**YOUR OBJECTIVE**
Every line of the entries that holds the word "orange" is to be copied.
══ RECORDS SHOWN ══
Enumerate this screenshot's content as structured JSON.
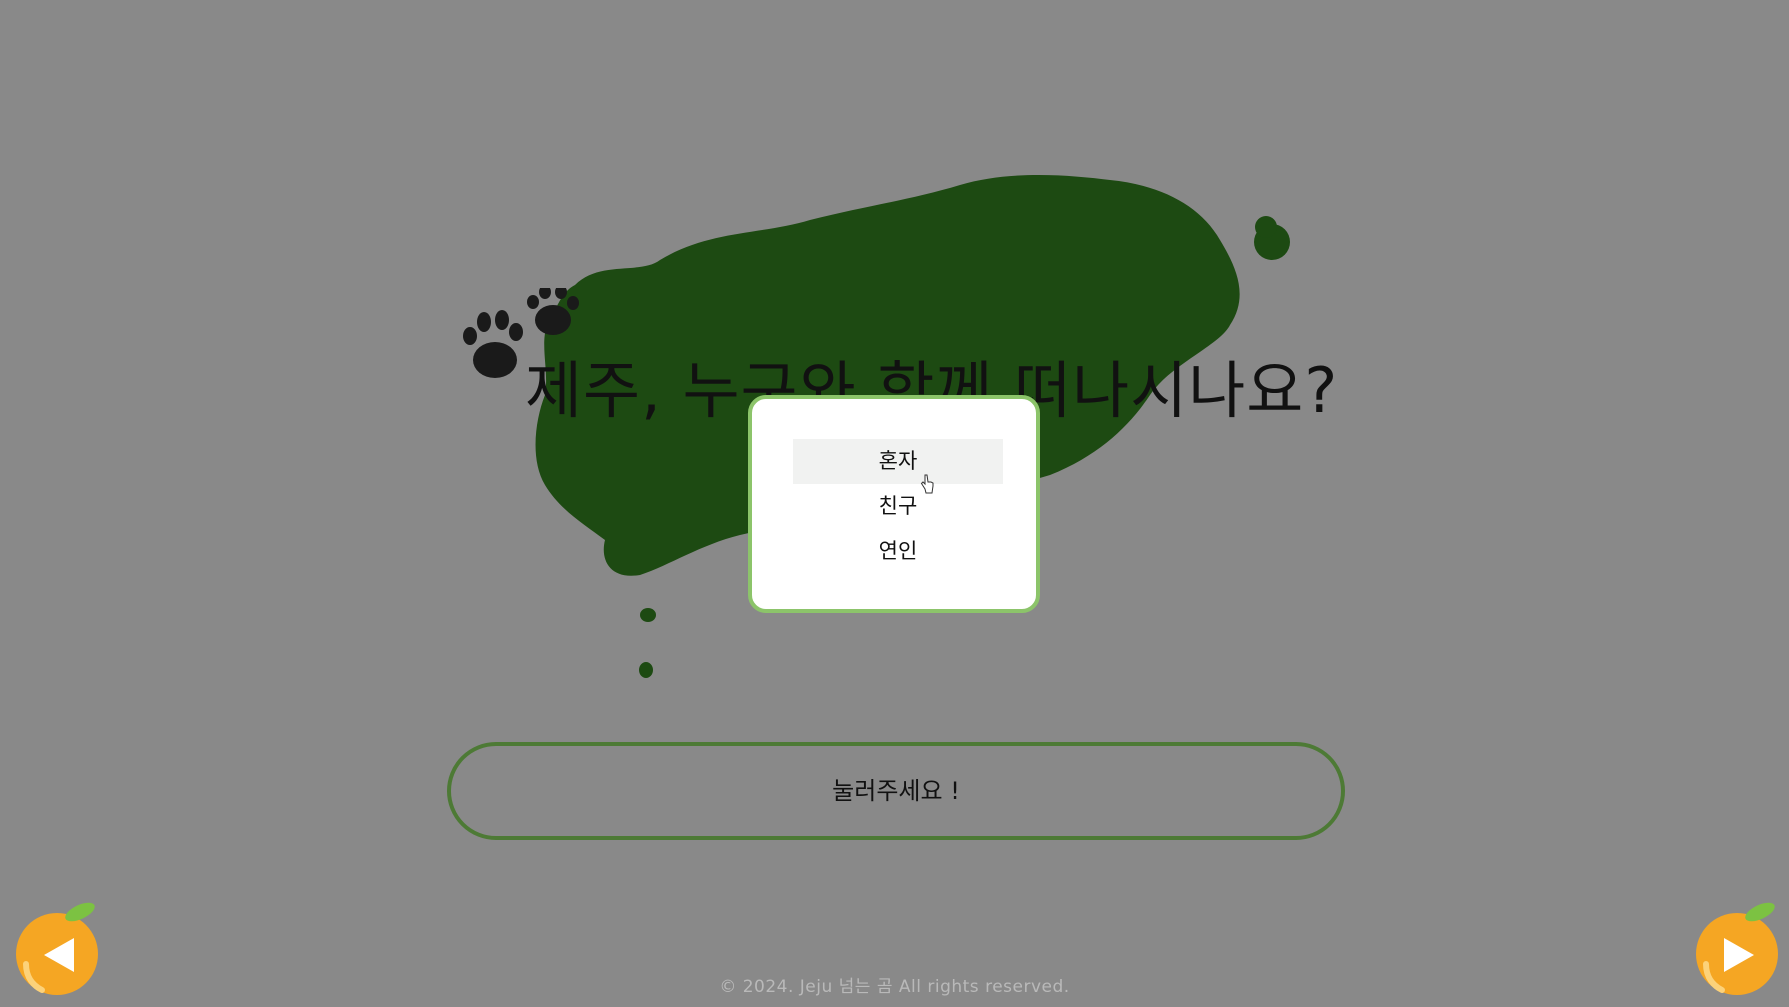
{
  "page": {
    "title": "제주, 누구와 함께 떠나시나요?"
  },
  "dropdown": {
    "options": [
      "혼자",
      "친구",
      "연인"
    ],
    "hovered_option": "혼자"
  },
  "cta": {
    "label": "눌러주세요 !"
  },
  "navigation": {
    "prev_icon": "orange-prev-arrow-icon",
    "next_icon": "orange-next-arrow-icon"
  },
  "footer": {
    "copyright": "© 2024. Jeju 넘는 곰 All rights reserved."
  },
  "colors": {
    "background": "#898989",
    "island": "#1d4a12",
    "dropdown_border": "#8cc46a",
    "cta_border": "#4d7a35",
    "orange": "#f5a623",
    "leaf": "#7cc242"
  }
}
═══
**ANSWER AREA**
    "prev_icon": "orange-prev-arrow-icon",
    "next_icon": "orange-next-arrow-icon"
    "orange": "#f5a623",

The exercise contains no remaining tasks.